Author - Speaker - teacher

Jobs up in smoke

In 1979, I swore off cigarettes for good. In 1983, I sold my businesses and swore off ever employing anyone again. One habit was killing me physically, and the other, thanks to ultra-liberal government policies favoring employees, was killing my business.

Now, along comes President Bill Clinton with a glaring example of how government's addiction to liberal policies causes an employment cancer eating away at the learning of job skills by young Americans. At the same time, he wants to continue liberal belief that government should be nanny to teens, protecting them from the evils of tobacco.

Clinton recently announced that he wants to raise the federal cigarette tax by $1.15 a pack. He says it is a way to cut down on teen smoking. He surmises that teens will not have enough money to buy the more costly cigarettes.

His assumption that teens will go broke buying cigarettes must come from living in the rarefied world of career politicians who spend their days in smoke-free buildings. I have noticed that teens always seem to find a way to buy $150 tennis shoes, $100 Starter jackets, and pay $75 to have their ears and spirits blasted at rock concerts. Far too many have found thousands of dollars to support their drug addictions.

A $1.15 a pack price increase will not stop them. They will find a way.

The only impact of raising the cigarette tax will be to fatten the coffers of the federal government so it can pay for the increased number of laid-off, entry level workers, the direct result of another one of President Clinton's newest ideas.

The President, in his State-of-the-Union address, suggested raising the federal minimum wage another dollar per hour on top of the just recently implemented increase. He believes that raising the minimum wage will improve the earnings of tens of thousands of American citizens, especially those trying to support families. While he never considered it might just provide enough more money for teens to pay the increase in the cigarette tax, there is a far more serious implication of this predictable policy.

The facts show just how much both of these ideas are filled with blue smoke.

Every credible study of employment trends related to minimum wage increases clearly demonstrates that for every 10 percent increase in the minimum wage there is a subsequent loss of 1-3 percent of entry level jobs.
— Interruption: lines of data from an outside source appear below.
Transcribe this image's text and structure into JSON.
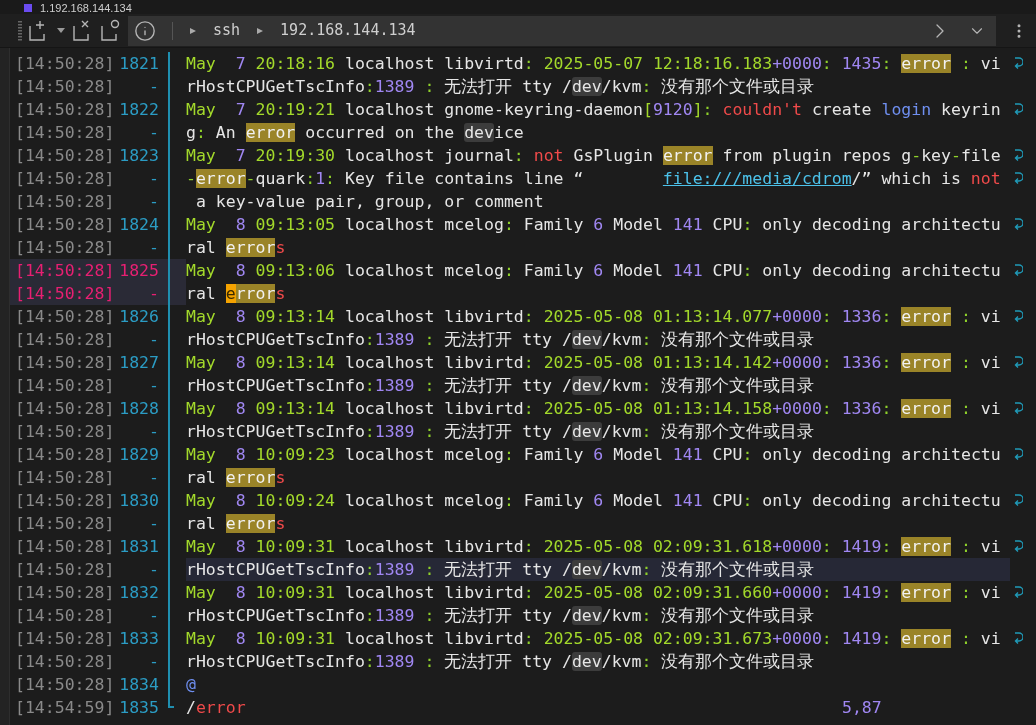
{
  "tab": {
    "title": "1.192.168.144.134"
  },
  "breadcrumb": [
    "ssh",
    "192.168.144.134"
  ],
  "rows": [
    {
      "time": "[14:50:28]",
      "number": "1821",
      "selected": false,
      "current": false,
      "wrapped": true,
      "segments": [
        {
          "kind": "date",
          "text": "May  "
        },
        {
          "kind": "num",
          "text": "7 "
        },
        {
          "kind": "date",
          "text": "20:18:16"
        },
        {
          "kind": "text",
          "text": " localhost libvirtd"
        },
        {
          "kind": "punct",
          "text": ": "
        },
        {
          "kind": "date",
          "text": "2025-05-07 12:18:16.183"
        },
        {
          "kind": "num",
          "text": "+0000"
        },
        {
          "kind": "punct",
          "text": ": "
        },
        {
          "kind": "num",
          "text": "1435"
        },
        {
          "kind": "punct",
          "text": ": "
        },
        {
          "kind": "match",
          "text": "error"
        },
        {
          "kind": "punct",
          "text": " : "
        },
        {
          "kind": "text",
          "text": "vi"
        }
      ]
    },
    {
      "time": "[14:50:28]",
      "number": "-",
      "selected": false,
      "current": false,
      "wrapped": false,
      "segments": [
        {
          "kind": "text",
          "text": "rHostCPUGetTscInfo"
        },
        {
          "kind": "punct",
          "text": ":"
        },
        {
          "kind": "num",
          "text": "1389 "
        },
        {
          "kind": "punct",
          "text": ": "
        },
        {
          "kind": "text",
          "text": "无法打开 tty /"
        },
        {
          "kind": "path",
          "text": "dev"
        },
        {
          "kind": "text",
          "text": "/kvm"
        },
        {
          "kind": "punct",
          "text": ": "
        },
        {
          "kind": "text",
          "text": "没有那个文件或目录"
        }
      ]
    },
    {
      "time": "[14:50:28]",
      "number": "1822",
      "selected": false,
      "current": false,
      "wrapped": true,
      "segments": [
        {
          "kind": "date",
          "text": "May  "
        },
        {
          "kind": "num",
          "text": "7 "
        },
        {
          "kind": "date",
          "text": "20:19:21"
        },
        {
          "kind": "text",
          "text": " localhost gnome-keyring-daemon"
        },
        {
          "kind": "date",
          "text": "["
        },
        {
          "kind": "num",
          "text": "9120"
        },
        {
          "kind": "date",
          "text": "]"
        },
        {
          "kind": "punct",
          "text": ": "
        },
        {
          "kind": "red",
          "text": "couldn't"
        },
        {
          "kind": "text",
          "text": " create "
        },
        {
          "kind": "kw",
          "text": "login"
        },
        {
          "kind": "text",
          "text": " keyrin"
        }
      ]
    },
    {
      "time": "[14:50:28]",
      "number": "-",
      "selected": false,
      "current": false,
      "wrapped": false,
      "segments": [
        {
          "kind": "text",
          "text": "g"
        },
        {
          "kind": "punct",
          "text": ":"
        },
        {
          "kind": "text",
          "text": " An "
        },
        {
          "kind": "match",
          "text": "error"
        },
        {
          "kind": "text",
          "text": " occurred on the "
        },
        {
          "kind": "path",
          "text": "dev"
        },
        {
          "kind": "text",
          "text": "ice"
        }
      ]
    },
    {
      "time": "[14:50:28]",
      "number": "1823",
      "selected": false,
      "current": false,
      "wrapped": true,
      "segments": [
        {
          "kind": "date",
          "text": "May  "
        },
        {
          "kind": "num",
          "text": "7 "
        },
        {
          "kind": "date",
          "text": "20:19:30"
        },
        {
          "kind": "text",
          "text": " localhost journal"
        },
        {
          "kind": "punct",
          "text": ": "
        },
        {
          "kind": "red",
          "text": "not"
        },
        {
          "kind": "text",
          "text": " GsPlugin "
        },
        {
          "kind": "match",
          "text": "error"
        },
        {
          "kind": "text",
          "text": " from plugin repos g"
        },
        {
          "kind": "punct",
          "text": "-"
        },
        {
          "kind": "text",
          "text": "key"
        },
        {
          "kind": "punct",
          "text": "-"
        },
        {
          "kind": "text",
          "text": "file"
        }
      ]
    },
    {
      "time": "[14:50:28]",
      "number": "-",
      "selected": false,
      "current": false,
      "wrapped": true,
      "segments": [
        {
          "kind": "punct",
          "text": "-"
        },
        {
          "kind": "match",
          "text": "error"
        },
        {
          "kind": "punct",
          "text": "-"
        },
        {
          "kind": "text",
          "text": "quark"
        },
        {
          "kind": "punct",
          "text": ":"
        },
        {
          "kind": "num",
          "text": "1"
        },
        {
          "kind": "punct",
          "text": ":"
        },
        {
          "kind": "text",
          "text": " Key file contains line “        "
        },
        {
          "kind": "link",
          "text": "file:///media/cdrom"
        },
        {
          "kind": "text",
          "text": "/” which is "
        },
        {
          "kind": "red",
          "text": "not"
        }
      ]
    },
    {
      "time": "[14:50:28]",
      "number": "-",
      "selected": false,
      "current": false,
      "wrapped": false,
      "segments": [
        {
          "kind": "text",
          "text": " a key-value pair, group, or comment"
        }
      ]
    },
    {
      "time": "[14:50:28]",
      "number": "1824",
      "selected": false,
      "current": false,
      "wrapped": true,
      "segments": [
        {
          "kind": "date",
          "text": "May  "
        },
        {
          "kind": "num",
          "text": "8 "
        },
        {
          "kind": "date",
          "text": "09:13:05"
        },
        {
          "kind": "text",
          "text": " localhost mcelog"
        },
        {
          "kind": "punct",
          "text": ": "
        },
        {
          "kind": "text",
          "text": "Family "
        },
        {
          "kind": "num",
          "text": "6"
        },
        {
          "kind": "text",
          "text": " Model "
        },
        {
          "kind": "num",
          "text": "141"
        },
        {
          "kind": "text",
          "text": " CPU"
        },
        {
          "kind": "punct",
          "text": ": "
        },
        {
          "kind": "text",
          "text": "only decoding architectu"
        }
      ]
    },
    {
      "time": "[14:50:28]",
      "number": "-",
      "selected": false,
      "current": false,
      "wrapped": false,
      "segments": [
        {
          "kind": "text",
          "text": "ral "
        },
        {
          "kind": "match",
          "text": "error"
        },
        {
          "kind": "red",
          "text": "s"
        }
      ]
    },
    {
      "time": "[14:50:28]",
      "number": "1825",
      "selected": true,
      "current": false,
      "wrapped": true,
      "segments": [
        {
          "kind": "date",
          "text": "May  "
        },
        {
          "kind": "num",
          "text": "8 "
        },
        {
          "kind": "date",
          "text": "09:13:06"
        },
        {
          "kind": "text",
          "text": " localhost mcelog"
        },
        {
          "kind": "punct",
          "text": ": "
        },
        {
          "kind": "text",
          "text": "Family "
        },
        {
          "kind": "num",
          "text": "6"
        },
        {
          "kind": "text",
          "text": " Model "
        },
        {
          "kind": "num",
          "text": "141"
        },
        {
          "kind": "text",
          "text": " CPU"
        },
        {
          "kind": "punct",
          "text": ": "
        },
        {
          "kind": "text",
          "text": "only decoding architectu"
        }
      ]
    },
    {
      "time": "[14:50:28]",
      "number": "-",
      "selected": true,
      "current": false,
      "wrapped": false,
      "segments": [
        {
          "kind": "text",
          "text": "ral "
        },
        {
          "kind": "cur",
          "text": "e"
        },
        {
          "kind": "match",
          "text": "rror"
        },
        {
          "kind": "red",
          "text": "s"
        }
      ]
    },
    {
      "time": "[14:50:28]",
      "number": "1826",
      "selected": false,
      "current": false,
      "wrapped": true,
      "segments": [
        {
          "kind": "date",
          "text": "May  "
        },
        {
          "kind": "num",
          "text": "8 "
        },
        {
          "kind": "date",
          "text": "09:13:14"
        },
        {
          "kind": "text",
          "text": " localhost libvirtd"
        },
        {
          "kind": "punct",
          "text": ": "
        },
        {
          "kind": "date",
          "text": "2025-05-08 01:13:14.077"
        },
        {
          "kind": "num",
          "text": "+0000"
        },
        {
          "kind": "punct",
          "text": ": "
        },
        {
          "kind": "num",
          "text": "1336"
        },
        {
          "kind": "punct",
          "text": ": "
        },
        {
          "kind": "match",
          "text": "error"
        },
        {
          "kind": "punct",
          "text": " : "
        },
        {
          "kind": "text",
          "text": "vi"
        }
      ]
    },
    {
      "time": "[14:50:28]",
      "number": "-",
      "selected": false,
      "current": false,
      "wrapped": false,
      "segments": [
        {
          "kind": "text",
          "text": "rHostCPUGetTscInfo"
        },
        {
          "kind": "punct",
          "text": ":"
        },
        {
          "kind": "num",
          "text": "1389 "
        },
        {
          "kind": "punct",
          "text": ": "
        },
        {
          "kind": "text",
          "text": "无法打开 tty /"
        },
        {
          "kind": "path",
          "text": "dev"
        },
        {
          "kind": "text",
          "text": "/kvm"
        },
        {
          "kind": "punct",
          "text": ": "
        },
        {
          "kind": "text",
          "text": "没有那个文件或目录"
        }
      ]
    },
    {
      "time": "[14:50:28]",
      "number": "1827",
      "selected": false,
      "current": false,
      "wrapped": true,
      "segments": [
        {
          "kind": "date",
          "text": "May  "
        },
        {
          "kind": "num",
          "text": "8 "
        },
        {
          "kind": "date",
          "text": "09:13:14"
        },
        {
          "kind": "text",
          "text": " localhost libvirtd"
        },
        {
          "kind": "punct",
          "text": ": "
        },
        {
          "kind": "date",
          "text": "2025-05-08 01:13:14.142"
        },
        {
          "kind": "num",
          "text": "+0000"
        },
        {
          "kind": "punct",
          "text": ": "
        },
        {
          "kind": "num",
          "text": "1336"
        },
        {
          "kind": "punct",
          "text": ": "
        },
        {
          "kind": "match",
          "text": "error"
        },
        {
          "kind": "punct",
          "text": " : "
        },
        {
          "kind": "text",
          "text": "vi"
        }
      ]
    },
    {
      "time": "[14:50:28]",
      "number": "-",
      "selected": false,
      "current": false,
      "wrapped": false,
      "segments": [
        {
          "kind": "text",
          "text": "rHostCPUGetTscInfo"
        },
        {
          "kind": "punct",
          "text": ":"
        },
        {
          "kind": "num",
          "text": "1389 "
        },
        {
          "kind": "punct",
          "text": ": "
        },
        {
          "kind": "text",
          "text": "无法打开 tty /"
        },
        {
          "kind": "path",
          "text": "dev"
        },
        {
          "kind": "text",
          "text": "/kvm"
        },
        {
          "kind": "punct",
          "text": ": "
        },
        {
          "kind": "text",
          "text": "没有那个文件或目录"
        }
      ]
    },
    {
      "time": "[14:50:28]",
      "number": "1828",
      "selected": false,
      "current": false,
      "wrapped": true,
      "segments": [
        {
          "kind": "date",
          "text": "May  "
        },
        {
          "kind": "num",
          "text": "8 "
        },
        {
          "kind": "date",
          "text": "09:13:14"
        },
        {
          "kind": "text",
          "text": " localhost libvirtd"
        },
        {
          "kind": "punct",
          "text": ": "
        },
        {
          "kind": "date",
          "text": "2025-05-08 01:13:14.158"
        },
        {
          "kind": "num",
          "text": "+0000"
        },
        {
          "kind": "punct",
          "text": ": "
        },
        {
          "kind": "num",
          "text": "1336"
        },
        {
          "kind": "punct",
          "text": ": "
        },
        {
          "kind": "match",
          "text": "error"
        },
        {
          "kind": "punct",
          "text": " : "
        },
        {
          "kind": "text",
          "text": "vi"
        }
      ]
    },
    {
      "time": "[14:50:28]",
      "number": "-",
      "selected": false,
      "current": false,
      "wrapped": false,
      "segments": [
        {
          "kind": "text",
          "text": "rHostCPUGetTscInfo"
        },
        {
          "kind": "punct",
          "text": ":"
        },
        {
          "kind": "num",
          "text": "1389 "
        },
        {
          "kind": "punct",
          "text": ": "
        },
        {
          "kind": "text",
          "text": "无法打开 tty /"
        },
        {
          "kind": "path",
          "text": "dev"
        },
        {
          "kind": "text",
          "text": "/kvm"
        },
        {
          "kind": "punct",
          "text": ": "
        },
        {
          "kind": "text",
          "text": "没有那个文件或目录"
        }
      ]
    },
    {
      "time": "[14:50:28]",
      "number": "1829",
      "selected": false,
      "current": false,
      "wrapped": true,
      "segments": [
        {
          "kind": "date",
          "text": "May  "
        },
        {
          "kind": "num",
          "text": "8 "
        },
        {
          "kind": "date",
          "text": "10:09:23"
        },
        {
          "kind": "text",
          "text": " localhost mcelog"
        },
        {
          "kind": "punct",
          "text": ": "
        },
        {
          "kind": "text",
          "text": "Family "
        },
        {
          "kind": "num",
          "text": "6"
        },
        {
          "kind": "text",
          "text": " Model "
        },
        {
          "kind": "num",
          "text": "141"
        },
        {
          "kind": "text",
          "text": " CPU"
        },
        {
          "kind": "punct",
          "text": ": "
        },
        {
          "kind": "text",
          "text": "only decoding architectu"
        }
      ]
    },
    {
      "time": "[14:50:28]",
      "number": "-",
      "selected": false,
      "current": false,
      "wrapped": false,
      "segments": [
        {
          "kind": "text",
          "text": "ral "
        },
        {
          "kind": "match",
          "text": "error"
        },
        {
          "kind": "red",
          "text": "s"
        }
      ]
    },
    {
      "time": "[14:50:28]",
      "number": "1830",
      "selected": false,
      "current": false,
      "wrapped": true,
      "segments": [
        {
          "kind": "date",
          "text": "May  "
        },
        {
          "kind": "num",
          "text": "8 "
        },
        {
          "kind": "date",
          "text": "10:09:24"
        },
        {
          "kind": "text",
          "text": " localhost mcelog"
        },
        {
          "kind": "punct",
          "text": ": "
        },
        {
          "kind": "text",
          "text": "Family "
        },
        {
          "kind": "num",
          "text": "6"
        },
        {
          "kind": "text",
          "text": " Model "
        },
        {
          "kind": "num",
          "text": "141"
        },
        {
          "kind": "text",
          "text": " CPU"
        },
        {
          "kind": "punct",
          "text": ": "
        },
        {
          "kind": "text",
          "text": "only decoding architectu"
        }
      ]
    },
    {
      "time": "[14:50:28]",
      "number": "-",
      "selected": false,
      "current": false,
      "wrapped": false,
      "segments": [
        {
          "kind": "text",
          "text": "ral "
        },
        {
          "kind": "match",
          "text": "error"
        },
        {
          "kind": "red",
          "text": "s"
        }
      ]
    },
    {
      "time": "[14:50:28]",
      "number": "1831",
      "selected": false,
      "current": false,
      "wrapped": true,
      "segments": [
        {
          "kind": "date",
          "text": "May  "
        },
        {
          "kind": "num",
          "text": "8 "
        },
        {
          "kind": "date",
          "text": "10:09:31"
        },
        {
          "kind": "text",
          "text": " localhost libvirtd"
        },
        {
          "kind": "punct",
          "text": ": "
        },
        {
          "kind": "date",
          "text": "2025-05-08 02:09:31.618"
        },
        {
          "kind": "num",
          "text": "+0000"
        },
        {
          "kind": "punct",
          "text": ": "
        },
        {
          "kind": "num",
          "text": "1419"
        },
        {
          "kind": "punct",
          "text": ": "
        },
        {
          "kind": "match",
          "text": "error"
        },
        {
          "kind": "punct",
          "text": " : "
        },
        {
          "kind": "text",
          "text": "vi"
        }
      ]
    },
    {
      "time": "[14:50:28]",
      "number": "-",
      "selected": false,
      "current": true,
      "wrapped": false,
      "segments": [
        {
          "kind": "text",
          "text": "rHostCPUGetTscInfo"
        },
        {
          "kind": "punct",
          "text": ":"
        },
        {
          "kind": "num",
          "text": "1389 "
        },
        {
          "kind": "punct",
          "text": ": "
        },
        {
          "kind": "text",
          "text": "无法打开 tty /"
        },
        {
          "kind": "path",
          "text": "dev"
        },
        {
          "kind": "text",
          "text": "/kvm"
        },
        {
          "kind": "punct",
          "text": ": "
        },
        {
          "kind": "text",
          "text": "没有那个文件或目录"
        }
      ]
    },
    {
      "time": "[14:50:28]",
      "number": "1832",
      "selected": false,
      "current": false,
      "wrapped": true,
      "segments": [
        {
          "kind": "date",
          "text": "May  "
        },
        {
          "kind": "num",
          "text": "8 "
        },
        {
          "kind": "date",
          "text": "10:09:31"
        },
        {
          "kind": "text",
          "text": " localhost libvirtd"
        },
        {
          "kind": "punct",
          "text": ": "
        },
        {
          "kind": "date",
          "text": "2025-05-08 02:09:31.660"
        },
        {
          "kind": "num",
          "text": "+0000"
        },
        {
          "kind": "punct",
          "text": ": "
        },
        {
          "kind": "num",
          "text": "1419"
        },
        {
          "kind": "punct",
          "text": ": "
        },
        {
          "kind": "match",
          "text": "error"
        },
        {
          "kind": "punct",
          "text": " : "
        },
        {
          "kind": "text",
          "text": "vi"
        }
      ]
    },
    {
      "time": "[14:50:28]",
      "number": "-",
      "selected": false,
      "current": false,
      "wrapped": false,
      "segments": [
        {
          "kind": "text",
          "text": "rHostCPUGetTscInfo"
        },
        {
          "kind": "punct",
          "text": ":"
        },
        {
          "kind": "num",
          "text": "1389 "
        },
        {
          "kind": "punct",
          "text": ": "
        },
        {
          "kind": "text",
          "text": "无法打开 tty /"
        },
        {
          "kind": "path",
          "text": "dev"
        },
        {
          "kind": "text",
          "text": "/kvm"
        },
        {
          "kind": "punct",
          "text": ": "
        },
        {
          "kind": "text",
          "text": "没有那个文件或目录"
        }
      ]
    },
    {
      "time": "[14:50:28]",
      "number": "1833",
      "selected": false,
      "current": false,
      "wrapped": true,
      "segments": [
        {
          "kind": "date",
          "text": "May  "
        },
        {
          "kind": "num",
          "text": "8 "
        },
        {
          "kind": "date",
          "text": "10:09:31"
        },
        {
          "kind": "text",
          "text": " localhost libvirtd"
        },
        {
          "kind": "punct",
          "text": ": "
        },
        {
          "kind": "date",
          "text": "2025-05-08 02:09:31.673"
        },
        {
          "kind": "num",
          "text": "+0000"
        },
        {
          "kind": "punct",
          "text": ": "
        },
        {
          "kind": "num",
          "text": "1419"
        },
        {
          "kind": "punct",
          "text": ": "
        },
        {
          "kind": "match",
          "text": "error"
        },
        {
          "kind": "punct",
          "text": " : "
        },
        {
          "kind": "text",
          "text": "vi"
        }
      ]
    },
    {
      "time": "[14:50:28]",
      "number": "-",
      "selected": false,
      "current": false,
      "wrapped": false,
      "segments": [
        {
          "kind": "text",
          "text": "rHostCPUGetTscInfo"
        },
        {
          "kind": "punct",
          "text": ":"
        },
        {
          "kind": "num",
          "text": "1389 "
        },
        {
          "kind": "punct",
          "text": ": "
        },
        {
          "kind": "text",
          "text": "无法打开 tty /"
        },
        {
          "kind": "path",
          "text": "dev"
        },
        {
          "kind": "text",
          "text": "/kvm"
        },
        {
          "kind": "punct",
          "text": ": "
        },
        {
          "kind": "text",
          "text": "没有那个文件或目录"
        }
      ]
    },
    {
      "time": "[14:50:28]",
      "number": "1834",
      "selected": false,
      "current": false,
      "wrapped": false,
      "segments": [
        {
          "kind": "kw",
          "text": "@"
        }
      ]
    },
    {
      "time": "[14:54:59]",
      "number": "1835",
      "selected": false,
      "current": false,
      "wrapped": false,
      "segments": [
        {
          "kind": "text",
          "text": "/"
        },
        {
          "kind": "red",
          "text": "error"
        }
      ]
    }
  ],
  "status": "5,87"
}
For the most part, these losses occur in small businesses, like the one I previously owned, where profit margins are razor thin, minor economic fluctuations can harshly effect business survival and any increase in overhead is too often siphoned off from the personal earnings of the beleaguered business owner.
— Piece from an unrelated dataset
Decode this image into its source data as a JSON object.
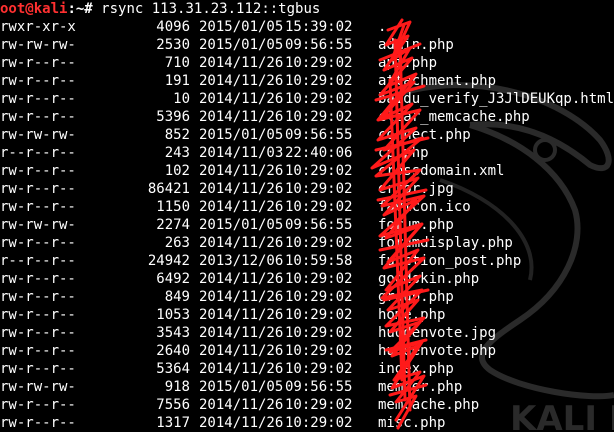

So entry level jobs are cut and replaced with something more productive.

I noticed a direct result of this a few years ago while visiting the local McDonalds. All the french fries were being cooked by a robotic arm. The clerk said they named it "Bob." Bob was a very cooperative employee - never sick, always showing up on time and he received his "medical treatment" only during closing hours. Bob is the ideal entry level employee who earns back his entire "cost of employment" in, perhaps, six months.
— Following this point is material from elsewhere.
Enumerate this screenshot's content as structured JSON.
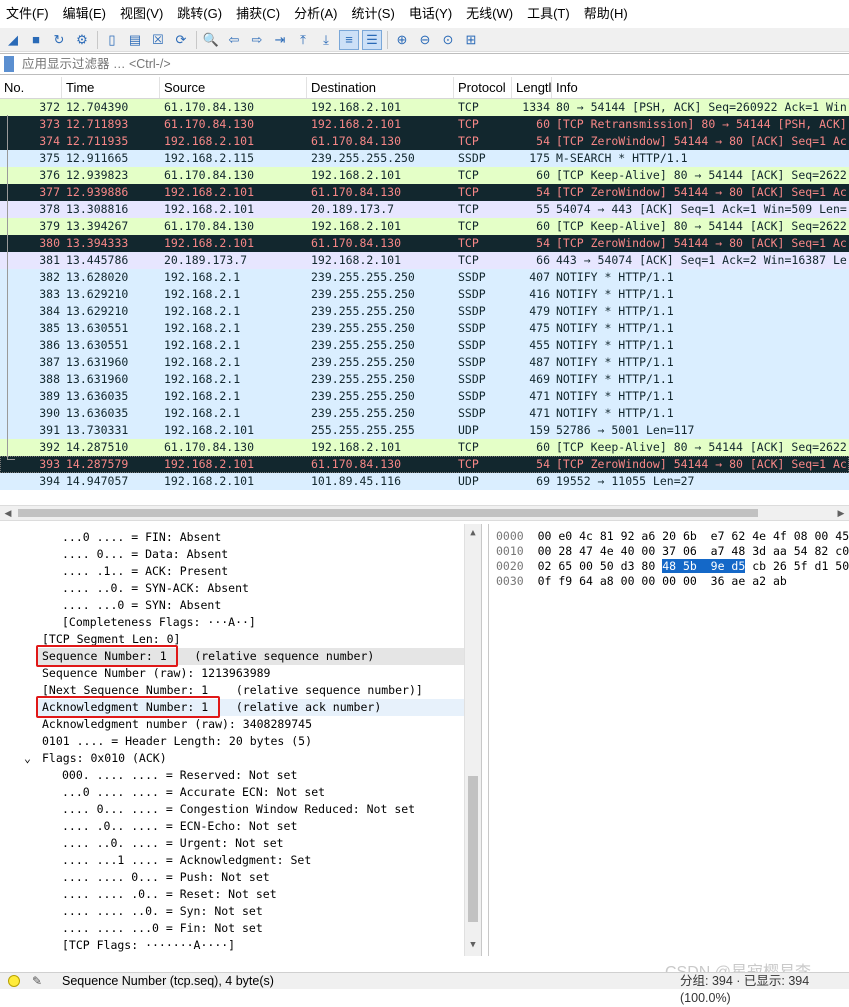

Bob the french fryer is evidence of the genius of business to adapt and an indicator of what happens to human french fryers if their costs become too high for their employers.

According to the Employment Policies Institute, just since the 1997 round of minimum wage increases, more than 128,000 entry level jobs have been lost. I have no statistic on whether there has been a comparable rise in the use of new robotic french fryers.

On the one hand, President Clinton thinks raising the price of a product will reduce its sales. On the other, he thinks that raising the costs of goods and services will have only positive effects.

Perhaps when the President is done tinkering with taxes and business economics, the only affordable employment which will allow teens to keep smoking will be as designers of robotics used to replace their former fellow entry level workers.